WORK TO COMPLETE:
Print every record exactly.

(Website and app data records)

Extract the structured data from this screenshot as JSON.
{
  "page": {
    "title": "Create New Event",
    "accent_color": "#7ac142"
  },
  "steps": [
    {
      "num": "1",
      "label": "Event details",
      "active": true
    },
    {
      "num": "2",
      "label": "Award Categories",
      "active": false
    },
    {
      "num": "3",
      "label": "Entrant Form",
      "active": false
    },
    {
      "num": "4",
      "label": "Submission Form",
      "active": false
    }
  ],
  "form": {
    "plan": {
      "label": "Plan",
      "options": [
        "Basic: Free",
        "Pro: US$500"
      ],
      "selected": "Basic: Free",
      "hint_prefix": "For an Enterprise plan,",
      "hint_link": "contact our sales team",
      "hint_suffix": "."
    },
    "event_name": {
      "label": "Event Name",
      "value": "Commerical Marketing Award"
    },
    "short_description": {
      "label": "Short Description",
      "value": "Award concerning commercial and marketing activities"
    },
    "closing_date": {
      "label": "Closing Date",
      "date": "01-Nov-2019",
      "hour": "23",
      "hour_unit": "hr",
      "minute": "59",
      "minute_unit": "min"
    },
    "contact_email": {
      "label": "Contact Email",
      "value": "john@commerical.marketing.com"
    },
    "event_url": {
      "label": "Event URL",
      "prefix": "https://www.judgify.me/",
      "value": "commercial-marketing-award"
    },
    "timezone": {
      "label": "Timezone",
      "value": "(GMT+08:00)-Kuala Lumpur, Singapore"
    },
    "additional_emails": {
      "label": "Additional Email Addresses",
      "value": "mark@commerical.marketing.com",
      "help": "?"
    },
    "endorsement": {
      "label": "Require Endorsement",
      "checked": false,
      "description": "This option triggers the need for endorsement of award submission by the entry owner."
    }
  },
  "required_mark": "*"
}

REPLY TO THE EXERCISE:
Extract the structured data from this screenshot as JSON.
{
  "page": {
    "title": "Create New Event",
    "accent_color": "#7ac142"
  },
  "steps": [
    {
      "num": "1",
      "label": "Event details",
      "active": true
    },
    {
      "num": "2",
      "label": "Award Categories",
      "active": false
    },
    {
      "num": "3",
      "label": "Entrant Form",
      "active": false
    },
    {
      "num": "4",
      "label": "Submission Form",
      "active": false
    }
  ],
  "form": {
    "plan": {
      "label": "Plan",
      "options": [
        "Basic: Free",
        "Pro: US$500"
      ],
      "selected": "Basic: Free",
      "hint_prefix": "For an Enterprise plan,",
      "hint_link": "contact our sales team",
      "hint_suffix": "."
    },
    "event_name": {
      "label": "Event Name",
      "value": "Commerical Marketing Award"
    },
    "short_description": {
      "label": "Short Description",
      "value": "Award concerning commercial and marketing activities"
    },
    "closing_date": {
      "label": "Closing Date",
      "date": "01-Nov-2019",
      "hour": "23",
      "hour_unit": "hr",
      "minute": "59",
      "minute_unit": "min"
    },
    "contact_email": {
      "label": "Contact Email",
      "value": "john@commerical.marketing.com"
    },
    "event_url": {
      "label": "Event URL",
      "prefix": "https://www.judgify.me/",
      "value": "commercial-marketing-award"
    },
    "timezone": {
      "label": "Timezone",
      "value": "(GMT+08:00)-Kuala Lumpur, Singapore"
    },
    "additional_emails": {
      "label": "Additional Email Addresses",
      "value": "mark@commerical.marketing.com",
      "help": "?"
    },
    "endorsement": {
      "label": "Require Endorsement",
      "checked": false,
      "description": "This option triggers the need for endorsement of award submission by the entry owner."
    }
  },
  "required_mark": "*"
}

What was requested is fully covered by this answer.